Problem: Among the entries below, please show each line that carries the word "Framework".

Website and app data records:

▬▬▬▬▬▬▬▬▬▬

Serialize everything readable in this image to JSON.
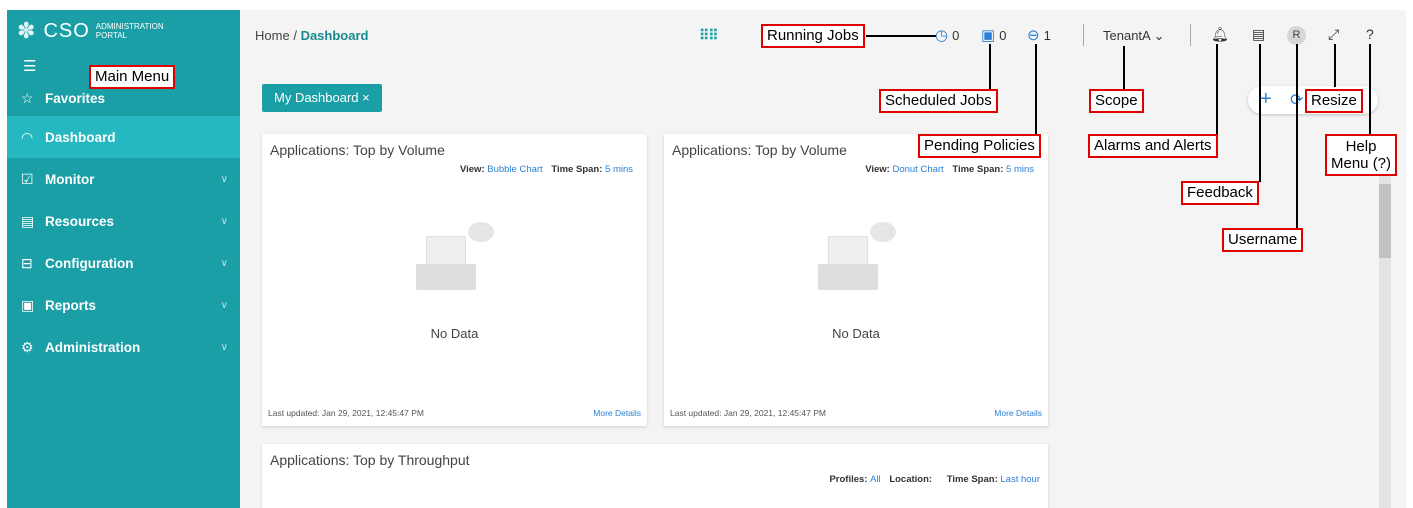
{
  "sidebar": {
    "brand_title": "CSO",
    "brand_subtitle": "ADMINISTRATION PORTAL",
    "items": [
      {
        "label": "Favorites",
        "icon": "star-icon"
      },
      {
        "label": "Dashboard",
        "icon": "dashboard-icon",
        "active": true
      },
      {
        "label": "Monitor",
        "icon": "monitor-icon"
      },
      {
        "label": "Resources",
        "icon": "resources-icon"
      },
      {
        "label": "Configuration",
        "icon": "configuration-icon"
      },
      {
        "label": "Reports",
        "icon": "reports-icon"
      },
      {
        "label": "Administration",
        "icon": "administration-icon"
      }
    ]
  },
  "header": {
    "breadcrumb_home": "Home",
    "breadcrumb_sep": "/",
    "breadcrumb_current": "Dashboard",
    "running_jobs_count": "0",
    "scheduled_jobs_count": "0",
    "pending_policies_count": "1",
    "tenant": "TenantA",
    "avatar_initial": "R",
    "help": "?"
  },
  "dashboard_tab": {
    "label": "My Dashboard",
    "close": "×"
  },
  "cards": [
    {
      "title": "Applications: Top by Volume",
      "view_label": "View:",
      "view_value": "Bubble Chart",
      "span_label": "Time Span:",
      "span_value": "5 mins",
      "empty": "No Data",
      "updated": "Last updated: Jan 29, 2021, 12:45:47 PM",
      "more": "More Details"
    },
    {
      "title": "Applications: Top by Volume",
      "view_label": "View:",
      "view_value": "Donut Chart",
      "span_label": "Time Span:",
      "span_value": "5 mins",
      "empty": "No Data",
      "updated": "Last updated: Jan 29, 2021, 12:45:47 PM",
      "more": "More Details"
    },
    {
      "title": "Applications: Top by Throughput",
      "profiles_label": "Profiles:",
      "profiles_value": "All",
      "location_label": "Location:",
      "span_label": "Time Span:",
      "span_value": "Last hour"
    }
  ],
  "annotations": {
    "main_menu": "Main Menu",
    "running_jobs": "Running Jobs",
    "scheduled_jobs": "Scheduled Jobs",
    "pending_policies": "Pending Policies",
    "scope": "Scope",
    "alarms": "Alarms and Alerts",
    "feedback": "Feedback",
    "username": "Username",
    "resize": "Resize",
    "help_line1": "Help",
    "help_line2": "Menu (?)"
  },
  "colors": {
    "sidebar": "#1a9fa6",
    "active": "#25b8c0",
    "link": "#2a7fd6",
    "annotation": "#e00000"
  }
}
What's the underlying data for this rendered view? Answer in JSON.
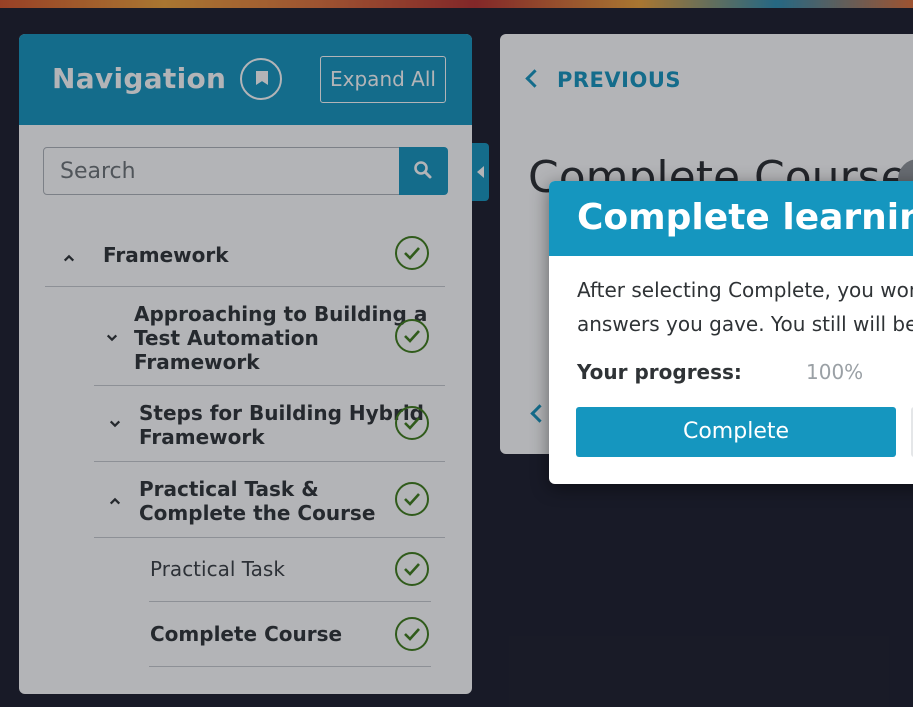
{
  "nav": {
    "title": "Navigation",
    "expand_all_label": "Expand All",
    "search_placeholder": "Search",
    "items": [
      {
        "label": "Framework",
        "expanded": true,
        "completed": true
      },
      {
        "label": "Approaching to Building a Test Automation Framework",
        "line1": "Approaching to Building a",
        "line2": "Test Automation",
        "line3": "Framework",
        "expanded": false,
        "completed": true
      },
      {
        "label": "Steps for Building Hybrid Framework",
        "line1": "Steps for Building Hybrid",
        "line2": "Framework",
        "expanded": false,
        "completed": true
      },
      {
        "label": "Practical Task & Complete the Course",
        "line1": "Practical Task &",
        "line2": "Complete the Course",
        "expanded": true,
        "completed": true
      },
      {
        "label": "Practical Task",
        "completed": true
      },
      {
        "label": "Complete Course",
        "completed": true
      }
    ]
  },
  "content": {
    "previous_label": "PREVIOUS",
    "title": "Complete Course"
  },
  "modal": {
    "title": "Complete learning",
    "body_line1": "After selecting Complete, you won",
    "body_line2": "answers you gave. You still will be",
    "progress_label": "Your progress:",
    "progress_value": "100%",
    "complete_label": "Complete"
  },
  "colors": {
    "accent": "#1596bf",
    "check_green": "#3f7d1a",
    "background": "#1b1d2b"
  }
}
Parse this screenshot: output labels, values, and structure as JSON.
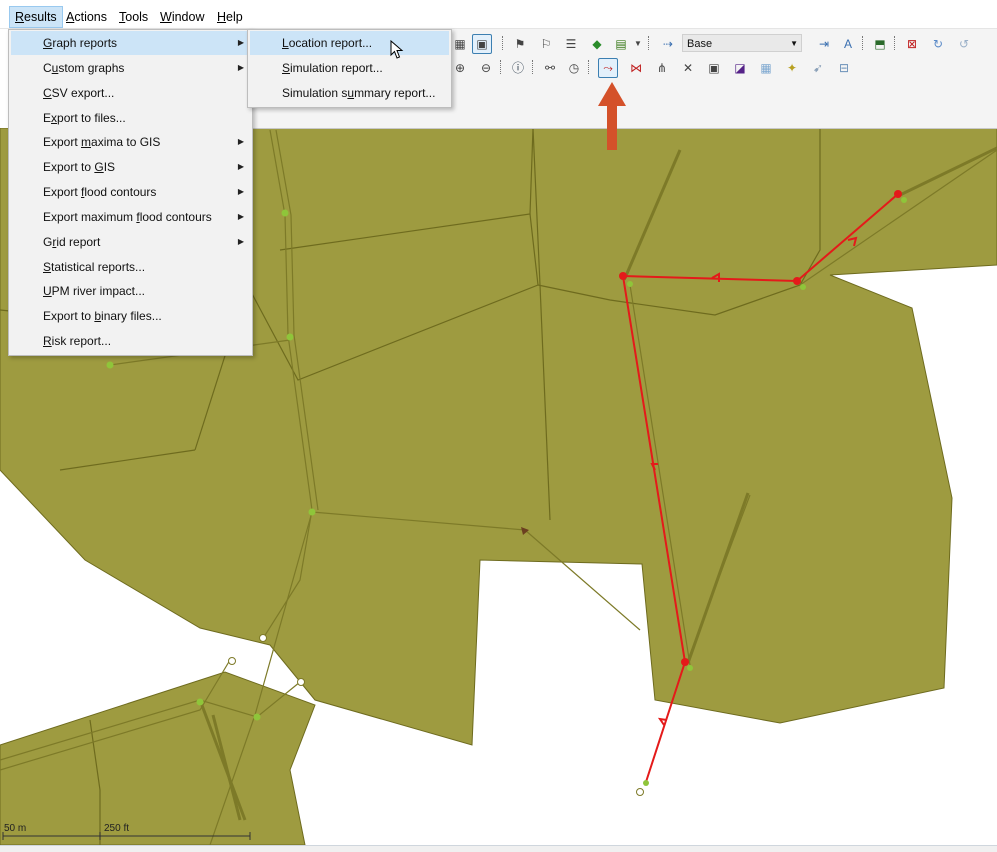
{
  "menubar": {
    "items": [
      {
        "label_pre": "",
        "mnemonic": "R",
        "label_post": "esults"
      },
      {
        "label_pre": "",
        "mnemonic": "A",
        "label_post": "ctions"
      },
      {
        "label_pre": "",
        "mnemonic": "T",
        "label_post": "ools"
      },
      {
        "label_pre": "",
        "mnemonic": "W",
        "label_post": "indow"
      },
      {
        "label_pre": "",
        "mnemonic": "H",
        "label_post": "elp"
      }
    ]
  },
  "results_menu": {
    "items": [
      {
        "label_pre": "",
        "mnemonic": "G",
        "label_post": "raph reports",
        "submenu": true
      },
      {
        "label_pre": "C",
        "mnemonic": "u",
        "label_post": "stom graphs",
        "submenu": true
      },
      {
        "label_pre": "",
        "mnemonic": "C",
        "label_post": "SV export...",
        "submenu": false
      },
      {
        "label_pre": "E",
        "mnemonic": "x",
        "label_post": "port to files...",
        "submenu": false
      },
      {
        "label_pre": "Export ",
        "mnemonic": "m",
        "label_post": "axima to GIS",
        "submenu": true
      },
      {
        "label_pre": "Export to ",
        "mnemonic": "G",
        "label_post": "IS",
        "submenu": true
      },
      {
        "label_pre": "Export ",
        "mnemonic": "f",
        "label_post": "lood contours",
        "submenu": true
      },
      {
        "label_pre": "Export maximum ",
        "mnemonic": "f",
        "label_post": "lood contours",
        "submenu": true
      },
      {
        "label_pre": "G",
        "mnemonic": "r",
        "label_post": "id report",
        "submenu": true
      },
      {
        "label_pre": "",
        "mnemonic": "S",
        "label_post": "tatistical reports...",
        "submenu": false
      },
      {
        "label_pre": "",
        "mnemonic": "U",
        "label_post": "PM river impact...",
        "submenu": false
      },
      {
        "label_pre": "Export to ",
        "mnemonic": "b",
        "label_post": "inary files...",
        "submenu": false
      },
      {
        "label_pre": "",
        "mnemonic": "R",
        "label_post": "isk report...",
        "submenu": false
      }
    ]
  },
  "graph_submenu": {
    "items": [
      {
        "label_pre": "",
        "mnemonic": "L",
        "label_post": "ocation report..."
      },
      {
        "label_pre": "",
        "mnemonic": "S",
        "label_post": "imulation report..."
      },
      {
        "label_pre": "Simulation s",
        "mnemonic": "u",
        "label_post": "mmary report..."
      }
    ]
  },
  "toolbar": {
    "scenario_value": "Base",
    "row1_icons": [
      "grid-icon",
      "view-icon",
      "flag-tool-icon",
      "flag-edit-icon",
      "stack-icon",
      "layers-icon",
      "table-icon",
      "route-icon",
      "text-style-icon",
      "map-export-icon",
      "delete-grid-icon",
      "refresh-icon",
      "refresh-alt-icon"
    ],
    "row2_icons": [
      "zoom-in-icon",
      "zoom-out-icon",
      "info-icon",
      "binoculars-icon",
      "clock-icon",
      "network-trace-icon",
      "network-split-icon",
      "network-merge-icon",
      "network-delete-icon",
      "map-box-icon",
      "map-box-alt-icon",
      "map-grid-icon",
      "wand-icon",
      "pointer-icon",
      "ruler-icon"
    ]
  },
  "map": {
    "scale_left": "50 m",
    "scale_right": "250 ft"
  },
  "colors": {
    "polygon_fill": "#9e9b40",
    "polygon_stroke": "#6e6b1e",
    "selection": "#e41a1a",
    "annotation_arrow": "#d4512a",
    "node_green": "#8fc53a"
  }
}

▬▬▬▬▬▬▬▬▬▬

Written reply:
        "label": "Framework",
        "label": "Approaching to Building a Test Automation Framework",
        "line3": "Framework",
        "label": "Steps for Building Hybrid Framework",
        "line2": "Framework",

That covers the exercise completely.